§ SUPPLIED MATERIAL:
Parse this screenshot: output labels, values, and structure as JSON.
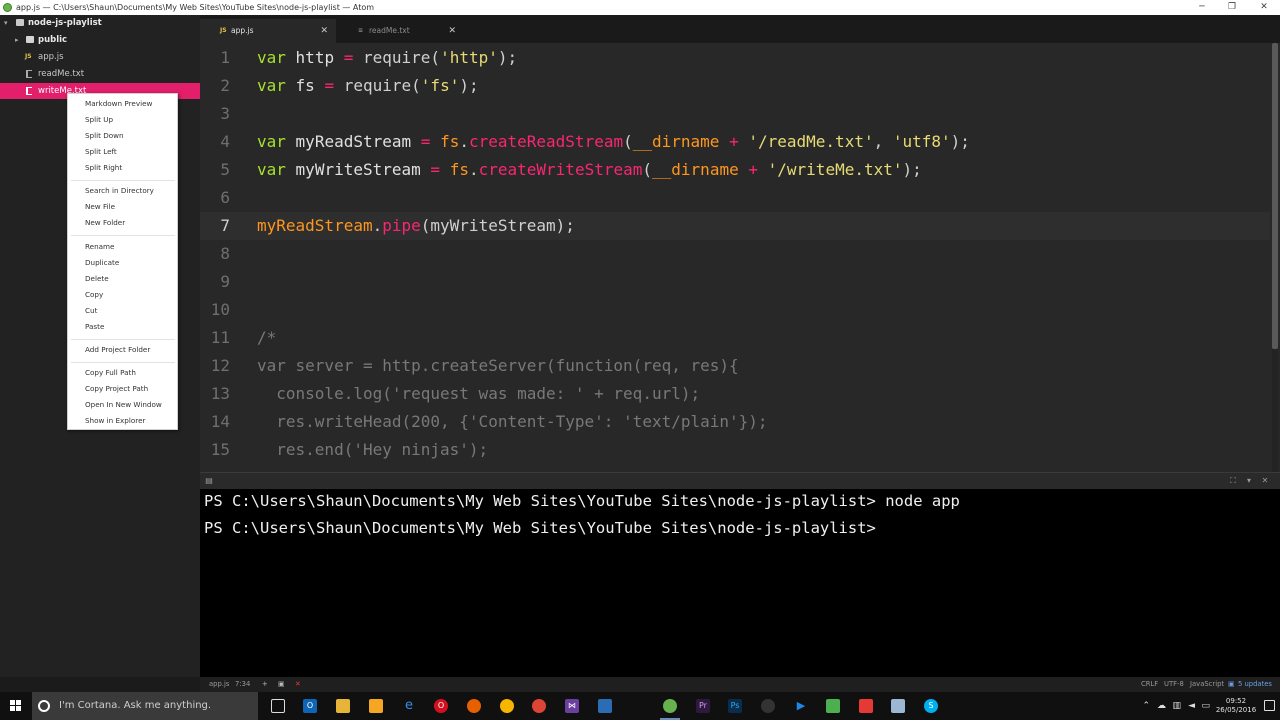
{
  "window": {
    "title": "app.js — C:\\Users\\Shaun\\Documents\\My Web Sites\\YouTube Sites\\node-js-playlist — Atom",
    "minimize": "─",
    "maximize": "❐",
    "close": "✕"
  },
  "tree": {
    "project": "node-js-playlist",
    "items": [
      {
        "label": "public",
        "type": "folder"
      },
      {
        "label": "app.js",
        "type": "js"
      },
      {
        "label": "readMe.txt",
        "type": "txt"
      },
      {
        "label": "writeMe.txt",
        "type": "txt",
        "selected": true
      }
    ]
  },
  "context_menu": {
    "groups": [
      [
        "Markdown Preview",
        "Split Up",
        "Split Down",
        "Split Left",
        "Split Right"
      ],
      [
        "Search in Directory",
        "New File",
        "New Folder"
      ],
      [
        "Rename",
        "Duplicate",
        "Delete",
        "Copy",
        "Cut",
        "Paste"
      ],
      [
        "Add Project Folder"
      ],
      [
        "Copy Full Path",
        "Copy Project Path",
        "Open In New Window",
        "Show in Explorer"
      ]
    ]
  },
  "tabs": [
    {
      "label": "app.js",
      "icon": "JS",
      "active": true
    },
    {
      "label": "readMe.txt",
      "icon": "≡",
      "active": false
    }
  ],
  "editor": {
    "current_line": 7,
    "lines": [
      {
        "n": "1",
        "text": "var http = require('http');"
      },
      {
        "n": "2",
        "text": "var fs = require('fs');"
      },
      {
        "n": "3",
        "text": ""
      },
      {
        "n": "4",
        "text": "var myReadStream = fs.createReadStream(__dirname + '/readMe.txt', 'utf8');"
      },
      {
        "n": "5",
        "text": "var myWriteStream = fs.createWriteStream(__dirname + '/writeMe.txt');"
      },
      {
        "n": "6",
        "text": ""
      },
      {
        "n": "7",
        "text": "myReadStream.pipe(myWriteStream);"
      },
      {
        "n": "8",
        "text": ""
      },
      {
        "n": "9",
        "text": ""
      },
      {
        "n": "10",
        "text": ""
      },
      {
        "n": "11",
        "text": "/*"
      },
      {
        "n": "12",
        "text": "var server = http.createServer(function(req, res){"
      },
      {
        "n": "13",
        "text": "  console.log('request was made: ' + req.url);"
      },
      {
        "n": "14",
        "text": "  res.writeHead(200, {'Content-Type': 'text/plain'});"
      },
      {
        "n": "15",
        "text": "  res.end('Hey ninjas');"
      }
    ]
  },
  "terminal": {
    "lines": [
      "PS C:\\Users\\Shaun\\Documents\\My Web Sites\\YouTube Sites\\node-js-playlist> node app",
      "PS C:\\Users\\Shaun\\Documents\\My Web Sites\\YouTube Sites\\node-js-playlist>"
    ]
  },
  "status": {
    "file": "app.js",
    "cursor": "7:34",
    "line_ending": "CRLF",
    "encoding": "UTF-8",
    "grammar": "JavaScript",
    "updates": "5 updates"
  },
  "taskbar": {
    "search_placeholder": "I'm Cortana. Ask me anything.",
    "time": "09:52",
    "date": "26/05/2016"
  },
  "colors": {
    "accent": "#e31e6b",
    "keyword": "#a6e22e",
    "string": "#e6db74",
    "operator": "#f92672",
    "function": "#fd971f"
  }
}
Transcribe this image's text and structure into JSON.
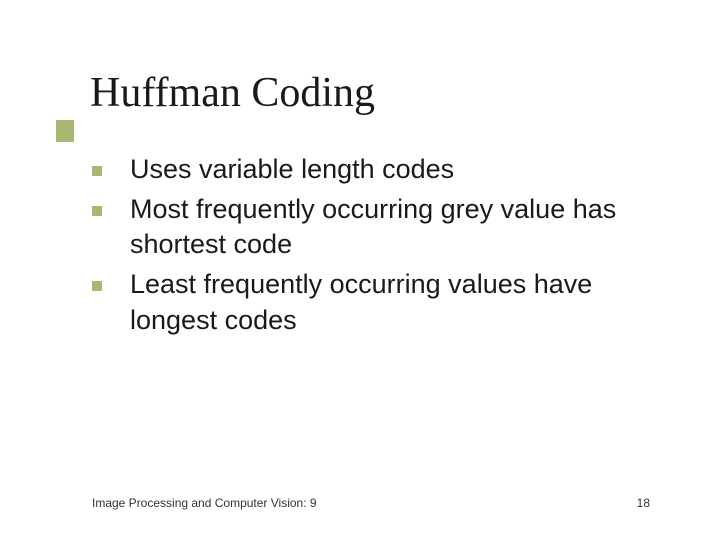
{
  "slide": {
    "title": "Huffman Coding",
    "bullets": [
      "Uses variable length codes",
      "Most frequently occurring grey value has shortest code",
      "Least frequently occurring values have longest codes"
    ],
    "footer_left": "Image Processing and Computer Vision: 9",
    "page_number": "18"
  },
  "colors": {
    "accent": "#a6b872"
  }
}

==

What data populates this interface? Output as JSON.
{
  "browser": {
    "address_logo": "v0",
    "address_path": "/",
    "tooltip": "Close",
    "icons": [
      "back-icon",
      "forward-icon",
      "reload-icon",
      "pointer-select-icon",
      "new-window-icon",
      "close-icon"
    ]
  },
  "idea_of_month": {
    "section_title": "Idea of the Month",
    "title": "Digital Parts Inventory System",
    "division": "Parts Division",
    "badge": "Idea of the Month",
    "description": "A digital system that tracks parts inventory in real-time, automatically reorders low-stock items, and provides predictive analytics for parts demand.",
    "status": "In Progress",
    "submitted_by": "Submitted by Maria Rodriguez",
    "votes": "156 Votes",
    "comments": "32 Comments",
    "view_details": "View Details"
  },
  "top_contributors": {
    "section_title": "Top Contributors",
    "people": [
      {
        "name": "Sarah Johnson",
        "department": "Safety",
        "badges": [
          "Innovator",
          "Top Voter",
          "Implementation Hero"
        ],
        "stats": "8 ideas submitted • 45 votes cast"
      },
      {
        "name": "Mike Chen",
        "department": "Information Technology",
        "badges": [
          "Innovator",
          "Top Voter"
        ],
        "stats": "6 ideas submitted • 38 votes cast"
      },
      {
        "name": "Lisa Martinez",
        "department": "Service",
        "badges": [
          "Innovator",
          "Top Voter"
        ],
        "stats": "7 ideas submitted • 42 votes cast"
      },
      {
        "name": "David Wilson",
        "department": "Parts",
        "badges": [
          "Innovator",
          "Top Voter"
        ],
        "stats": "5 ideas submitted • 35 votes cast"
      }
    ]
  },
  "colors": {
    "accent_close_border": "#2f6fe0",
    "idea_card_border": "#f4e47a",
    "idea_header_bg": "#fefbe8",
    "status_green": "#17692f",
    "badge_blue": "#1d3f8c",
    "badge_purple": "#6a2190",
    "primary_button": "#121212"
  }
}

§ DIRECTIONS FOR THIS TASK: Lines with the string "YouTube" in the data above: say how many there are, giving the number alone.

§ RESPONSE TO THIS TASK: 3